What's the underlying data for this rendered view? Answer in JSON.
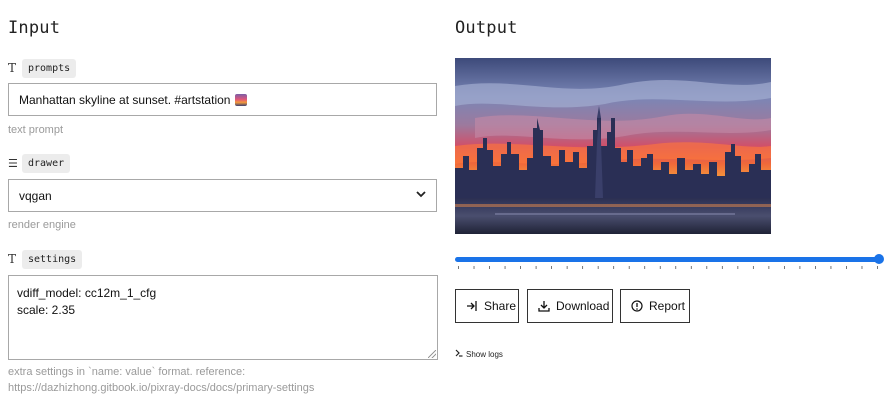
{
  "input": {
    "title": "Input",
    "prompts": {
      "label": "prompts",
      "icon": "text-type-icon",
      "value": "Manhattan skyline at sunset. #artstation",
      "hint": "text prompt"
    },
    "drawer": {
      "label": "drawer",
      "icon": "list-icon",
      "selected": "vqgan",
      "hint": "render engine"
    },
    "settings": {
      "label": "settings",
      "icon": "text-type-icon",
      "line1": "vdiff_model: cc12m_1_cfg",
      "line2": "scale: 2.35",
      "hint_line1": "extra settings in `name: value` format. reference:",
      "hint_line2": "https://dazhizhong.gitbook.io/pixray-docs/docs/primary-settings"
    }
  },
  "output": {
    "title": "Output",
    "slider": {
      "value_fraction": 1.0,
      "tick_count": 28
    },
    "buttons": {
      "share": "Share",
      "download": "Download",
      "report": "Report"
    },
    "show_logs": "Show logs"
  },
  "colors": {
    "accent": "#1a73e8",
    "border": "#a8a8a8",
    "hint": "#9a9a9a"
  }
}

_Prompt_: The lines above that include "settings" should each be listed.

_Solution_:
    "settings": {
      "label": "settings",
      "hint_line1": "extra settings in `name: value` format. reference:",
      "hint_line2": "https://dazhizhong.gitbook.io/pixray-docs/docs/primary-settings"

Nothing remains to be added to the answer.